**Listed entries:**
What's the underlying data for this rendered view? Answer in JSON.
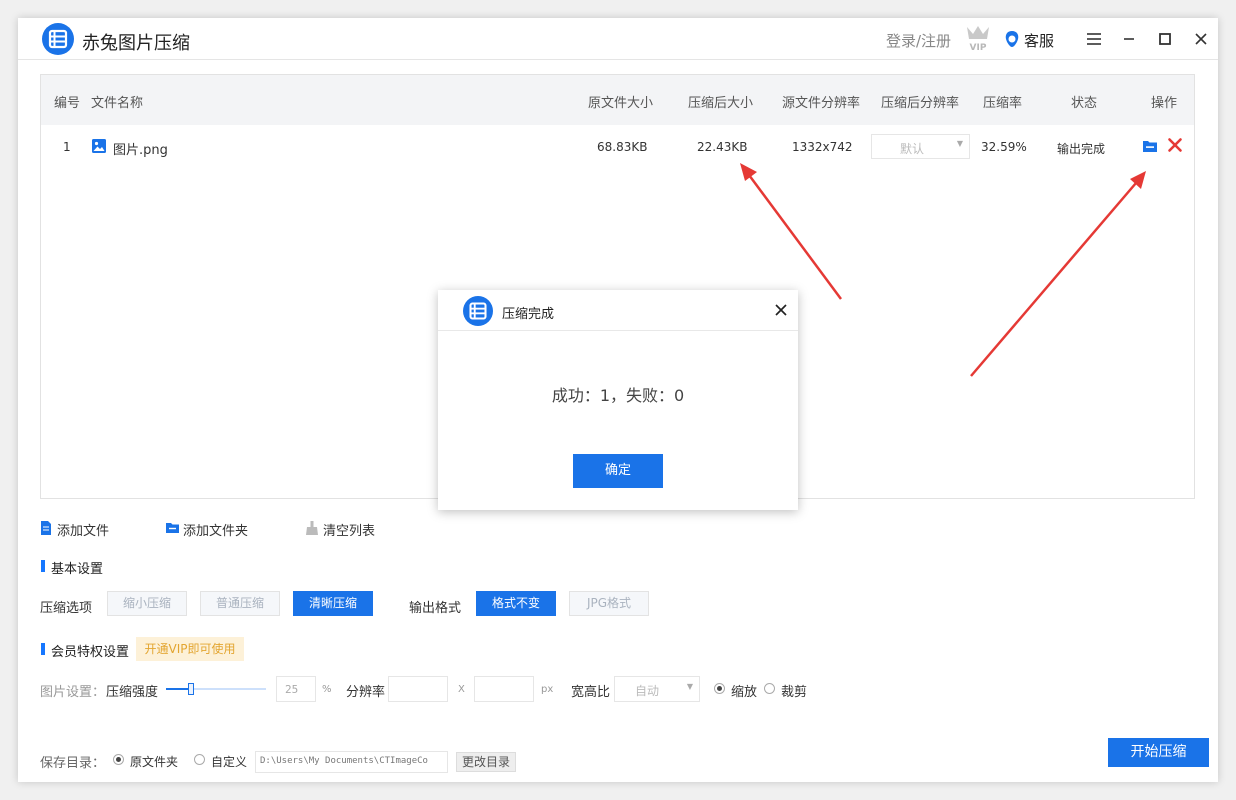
{
  "app": {
    "title": "赤兔图片压缩",
    "login_label": "登录/注册",
    "vip_icon": "vip-crown-icon",
    "service_label": "客服",
    "brand_color": "#1a73e8"
  },
  "table": {
    "headers": [
      "编号",
      "文件名称",
      "原文件大小",
      "压缩后大小",
      "源文件分辨率",
      "压缩后分辨率",
      "压缩率",
      "状态",
      "操作"
    ],
    "rows": [
      {
        "index": "1",
        "name": "图片.png",
        "orig_size": "68.83KB",
        "compressed_size": "22.43KB",
        "orig_resolution": "1332x742",
        "out_resolution": "默认",
        "ratio": "32.59%",
        "status": "输出完成"
      }
    ]
  },
  "actions": {
    "add_file": "添加文件",
    "add_folder": "添加文件夹",
    "clear_list": "清空列表"
  },
  "basic": {
    "section_title": "基本设置",
    "compress_label": "压缩选项",
    "compress_options": [
      "缩小压缩",
      "普通压缩",
      "清晰压缩"
    ],
    "compress_selected": "清晰压缩",
    "format_label": "输出格式",
    "format_options": [
      "格式不变",
      "JPG格式"
    ],
    "format_selected": "格式不变"
  },
  "vip": {
    "section_title": "会员特权设置",
    "badge": "开通VIP即可使用"
  },
  "image_settings": {
    "label": "图片设置：",
    "strength_label": "压缩强度",
    "strength_value": "25",
    "strength_unit": "%",
    "resolution_label": "分辨率",
    "x_label": "X",
    "px_label": "px",
    "aspect_label": "宽高比",
    "aspect_value": "自动",
    "scale_label": "缩放",
    "crop_label": "裁剪",
    "scale_selected": true
  },
  "save": {
    "label": "保存目录：",
    "option_original": "原文件夹",
    "option_custom": "自定义",
    "original_selected": true,
    "path": "D:\\Users\\My Documents\\CTImageCo",
    "change_label": "更改目录"
  },
  "start_label": "开始压缩",
  "dialog": {
    "title": "压缩完成",
    "message": "成功：1，失败：0",
    "ok_label": "确定"
  }
}
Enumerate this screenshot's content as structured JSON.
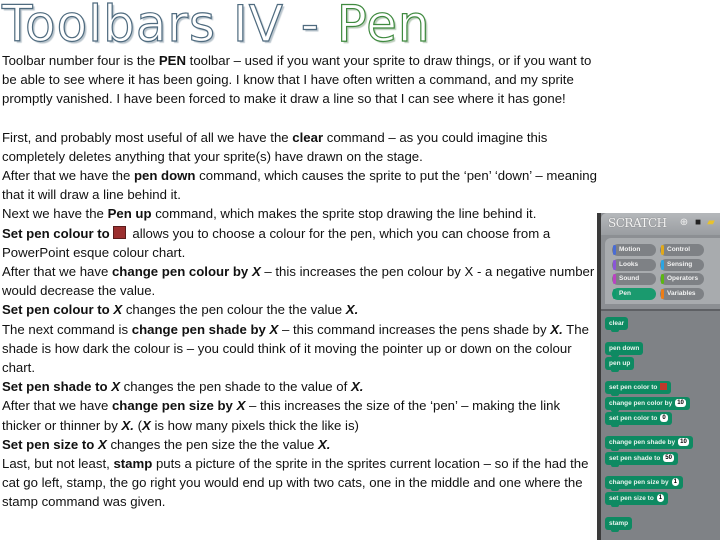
{
  "title": {
    "main": "Toolbars IV - ",
    "accent": "Pen"
  },
  "paragraphs": [
    [
      {
        "t": "Toolbar number four is the "
      },
      {
        "t": "PEN",
        "b": true
      },
      {
        "t": " toolbar – used if you want your sprite to draw things, or if you want to be able to see where it has been going.  I know that I have often written a command, and my sprite promptly vanished.  I have been forced to make it draw a line so that I can see where it has gone!"
      }
    ],
    null,
    [
      {
        "t": "First, and probably most useful of all we have the "
      },
      {
        "t": "clear",
        "b": true
      },
      {
        "t": " command – as you could imagine this completely deletes anything that your sprite(s) have drawn on the stage."
      }
    ],
    [
      {
        "t": "After that we have the "
      },
      {
        "t": "pen down",
        "b": true
      },
      {
        "t": " command, which causes the sprite to put the ‘pen’ ‘down’ – meaning that it will draw a line behind it."
      }
    ],
    [
      {
        "t": "Next we have the "
      },
      {
        "t": "Pen up",
        "b": true
      },
      {
        "t": " command, which makes the sprite stop drawing the line behind it."
      }
    ],
    [
      {
        "t": "Set pen colour to",
        "b": true
      },
      {
        "swatch": true
      },
      {
        "t": " allows you to choose a colour for the pen, which you can choose from a PowerPoint esque  colour chart."
      }
    ],
    [
      {
        "t": "After that we have "
      },
      {
        "t": "change pen colour by ",
        "b": true
      },
      {
        "t": "X",
        "b": true,
        "i": true
      },
      {
        "t": " – this increases the pen colour by X - a negative number would decrease the value."
      }
    ],
    [
      {
        "t": "Set pen colour to ",
        "b": true
      },
      {
        "t": "X",
        "b": true,
        "i": true
      },
      {
        "t": " changes the pen colour the the value "
      },
      {
        "t": "X.",
        "b": true,
        "i": true
      }
    ],
    [
      {
        "t": "The next command is "
      },
      {
        "t": "change pen shade by ",
        "b": true
      },
      {
        "t": "X",
        "b": true,
        "i": true
      },
      {
        "t": " – this command increases the pens shade by "
      },
      {
        "t": "X.",
        "b": true,
        "i": true
      },
      {
        "t": " The shade is how dark the colour is – you could think of it moving the pointer up or down on the colour chart."
      }
    ],
    [
      {
        "t": "Set pen shade to ",
        "b": true
      },
      {
        "t": "X",
        "b": true,
        "i": true
      },
      {
        "t": " changes the pen shade to the value of "
      },
      {
        "t": "X.",
        "b": true,
        "i": true
      }
    ],
    [
      {
        "t": "After that we have "
      },
      {
        "t": "change pen size by ",
        "b": true
      },
      {
        "t": "X",
        "b": true,
        "i": true
      },
      {
        "t": " – this increases the size of the ‘pen’ – making the link thicker or thinner by "
      },
      {
        "t": "X.",
        "b": true,
        "i": true
      },
      {
        "t": "  ("
      },
      {
        "t": "X",
        "b": true,
        "i": true
      },
      {
        "t": " is how many pixels thick the like is)"
      }
    ],
    [
      {
        "t": "Set pen size to ",
        "b": true
      },
      {
        "t": "X",
        "b": true,
        "i": true
      },
      {
        "t": " changes the pen size the the value "
      },
      {
        "t": "X.",
        "b": true,
        "i": true
      }
    ],
    [
      {
        "t": "Last, but not least, "
      },
      {
        "t": "stamp",
        "b": true
      },
      {
        "t": " puts a picture of the sprite in the sprites current location – so if the had the cat go left, stamp, the go right you would end up with two cats, one in the middle and one where the stamp command was given."
      }
    ]
  ],
  "swatch_color": "#9b2f2f",
  "scratch": {
    "logo": "SCRATCH",
    "header_icons": [
      "globe-icon",
      "save-icon",
      "folder-icon"
    ],
    "categories": [
      {
        "label": "Motion",
        "color": "#4a6cd4"
      },
      {
        "label": "Control",
        "color": "#e1a91a"
      },
      {
        "label": "Looks",
        "color": "#8a55d7"
      },
      {
        "label": "Sensing",
        "color": "#2ca5e2"
      },
      {
        "label": "Sound",
        "color": "#bb42c3"
      },
      {
        "label": "Operators",
        "color": "#5cb712"
      },
      {
        "label": "Pen",
        "color": "#0e9a6c",
        "active": true
      },
      {
        "label": "Variables",
        "color": "#ee7d16"
      }
    ],
    "blocks": [
      {
        "label": "clear"
      },
      {
        "label": "pen down"
      },
      {
        "label": "pen up"
      },
      {
        "label": "set pen color to",
        "color_slot": "#c0392b"
      },
      {
        "label": "change pen color by",
        "value": "10"
      },
      {
        "label": "set pen color to",
        "value": "0"
      },
      {
        "label": "change pen shade by",
        "value": "10"
      },
      {
        "label": "set pen shade to",
        "value": "50"
      },
      {
        "label": "change pen size by",
        "value": "1",
        "round": true
      },
      {
        "label": "set pen size to",
        "value": "1",
        "round": true
      },
      {
        "label": "stamp"
      }
    ]
  }
}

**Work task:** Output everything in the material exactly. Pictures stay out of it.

**Solved problem:**
What's the underlying data for this rendered view? Answer in JSON.
{
  "app": {
    "title": "赤兔图片压缩",
    "login_label": "登录/注册",
    "vip_icon": "vip-crown-icon",
    "service_label": "客服",
    "brand_color": "#1a73e8"
  },
  "table": {
    "headers": [
      "编号",
      "文件名称",
      "原文件大小",
      "压缩后大小",
      "源文件分辨率",
      "压缩后分辨率",
      "压缩率",
      "状态",
      "操作"
    ],
    "rows": [
      {
        "index": "1",
        "name": "图片.png",
        "orig_size": "68.83KB",
        "compressed_size": "22.43KB",
        "orig_resolution": "1332x742",
        "out_resolution": "默认",
        "ratio": "32.59%",
        "status": "输出完成"
      }
    ]
  },
  "actions": {
    "add_file": "添加文件",
    "add_folder": "添加文件夹",
    "clear_list": "清空列表"
  },
  "basic": {
    "section_title": "基本设置",
    "compress_label": "压缩选项",
    "compress_options": [
      "缩小压缩",
      "普通压缩",
      "清晰压缩"
    ],
    "compress_selected": "清晰压缩",
    "format_label": "输出格式",
    "format_options": [
      "格式不变",
      "JPG格式"
    ],
    "format_selected": "格式不变"
  },
  "vip": {
    "section_title": "会员特权设置",
    "badge": "开通VIP即可使用"
  },
  "image_settings": {
    "label": "图片设置：",
    "strength_label": "压缩强度",
    "strength_value": "25",
    "strength_unit": "%",
    "resolution_label": "分辨率",
    "x_label": "X",
    "px_label": "px",
    "aspect_label": "宽高比",
    "aspect_value": "自动",
    "scale_label": "缩放",
    "crop_label": "裁剪",
    "scale_selected": true
  },
  "save": {
    "label": "保存目录：",
    "option_original": "原文件夹",
    "option_custom": "自定义",
    "original_selected": true,
    "path": "D:\\Users\\My Documents\\CTImageCo",
    "change_label": "更改目录"
  },
  "start_label": "开始压缩",
  "dialog": {
    "title": "压缩完成",
    "message": "成功：1，失败：0",
    "ok_label": "确定"
  }
}
Enumerate this screenshot's content as structured JSON.
{
  "title": {
    "main": "Toolbars IV - ",
    "accent": "Pen"
  },
  "paragraphs": [
    [
      {
        "t": "Toolbar number four is the "
      },
      {
        "t": "PEN",
        "b": true
      },
      {
        "t": " toolbar – used if you want your sprite to draw things, or if you want to be able to see where it has been going.  I know that I have often written a command, and my sprite promptly vanished.  I have been forced to make it draw a line so that I can see where it has gone!"
      }
    ],
    null,
    [
      {
        "t": "First, and probably most useful of all we have the "
      },
      {
        "t": "clear",
        "b": true
      },
      {
        "t": " command – as you could imagine this completely deletes anything that your sprite(s) have drawn on the stage."
      }
    ],
    [
      {
        "t": "After that we have the "
      },
      {
        "t": "pen down",
        "b": true
      },
      {
        "t": " command, which causes the sprite to put the ‘pen’ ‘down’ – meaning that it will draw a line behind it."
      }
    ],
    [
      {
        "t": "Next we have the "
      },
      {
        "t": "Pen up",
        "b": true
      },
      {
        "t": " command, which makes the sprite stop drawing the line behind it."
      }
    ],
    [
      {
        "t": "Set pen colour to",
        "b": true
      },
      {
        "swatch": true
      },
      {
        "t": " allows you to choose a colour for the pen, which you can choose from a PowerPoint esque  colour chart."
      }
    ],
    [
      {
        "t": "After that we have "
      },
      {
        "t": "change pen colour by ",
        "b": true
      },
      {
        "t": "X",
        "b": true,
        "i": true
      },
      {
        "t": " – this increases the pen colour by X - a negative number would decrease the value."
      }
    ],
    [
      {
        "t": "Set pen colour to ",
        "b": true
      },
      {
        "t": "X",
        "b": true,
        "i": true
      },
      {
        "t": " changes the pen colour the the value "
      },
      {
        "t": "X.",
        "b": true,
        "i": true
      }
    ],
    [
      {
        "t": "The next command is "
      },
      {
        "t": "change pen shade by ",
        "b": true
      },
      {
        "t": "X",
        "b": true,
        "i": true
      },
      {
        "t": " – this command increases the pens shade by "
      },
      {
        "t": "X.",
        "b": true,
        "i": true
      },
      {
        "t": " The shade is how dark the colour is – you could think of it moving the pointer up or down on the colour chart."
      }
    ],
    [
      {
        "t": "Set pen shade to ",
        "b": true
      },
      {
        "t": "X",
        "b": true,
        "i": true
      },
      {
        "t": " changes the pen shade to the value of "
      },
      {
        "t": "X.",
        "b": true,
        "i": true
      }
    ],
    [
      {
        "t": "After that we have "
      },
      {
        "t": "change pen size by ",
        "b": true
      },
      {
        "t": "X",
        "b": true,
        "i": true
      },
      {
        "t": " – this increases the size of the ‘pen’ – making the link thicker or thinner by "
      },
      {
        "t": "X.",
        "b": true,
        "i": true
      },
      {
        "t": "  ("
      },
      {
        "t": "X",
        "b": true,
        "i": true
      },
      {
        "t": " is how many pixels thick the like is)"
      }
    ],
    [
      {
        "t": "Set pen size to ",
        "b": true
      },
      {
        "t": "X",
        "b": true,
        "i": true
      },
      {
        "t": " changes the pen size the the value "
      },
      {
        "t": "X.",
        "b": true,
        "i": true
      }
    ],
    [
      {
        "t": "Last, but not least, "
      },
      {
        "t": "stamp",
        "b": true
      },
      {
        "t": " puts a picture of the sprite in the sprites current location – so if the had the cat go left, stamp, the go right you would end up with two cats, one in the middle and one where the stamp command was given."
      }
    ]
  ],
  "swatch_color": "#9b2f2f",
  "scratch": {
    "logo": "SCRATCH",
    "header_icons": [
      "globe-icon",
      "save-icon",
      "folder-icon"
    ],
    "categories": [
      {
        "label": "Motion",
        "color": "#4a6cd4"
      },
      {
        "label": "Control",
        "color": "#e1a91a"
      },
      {
        "label": "Looks",
        "color": "#8a55d7"
      },
      {
        "label": "Sensing",
        "color": "#2ca5e2"
      },
      {
        "label": "Sound",
        "color": "#bb42c3"
      },
      {
        "label": "Operators",
        "color": "#5cb712"
      },
      {
        "label": "Pen",
        "color": "#0e9a6c",
        "active": true
      },
      {
        "label": "Variables",
        "color": "#ee7d16"
      }
    ],
    "blocks": [
      {
        "label": "clear"
      },
      {
        "label": "pen down"
      },
      {
        "label": "pen up"
      },
      {
        "label": "set pen color to",
        "color_slot": "#c0392b"
      },
      {
        "label": "change pen color by",
        "value": "10"
      },
      {
        "label": "set pen color to",
        "value": "0"
      },
      {
        "label": "change pen shade by",
        "value": "10"
      },
      {
        "label": "set pen shade to",
        "value": "50"
      },
      {
        "label": "change pen size by",
        "value": "1",
        "round": true
      },
      {
        "label": "set pen size to",
        "value": "1",
        "round": true
      },
      {
        "label": "stamp"
      }
    ]
  }
}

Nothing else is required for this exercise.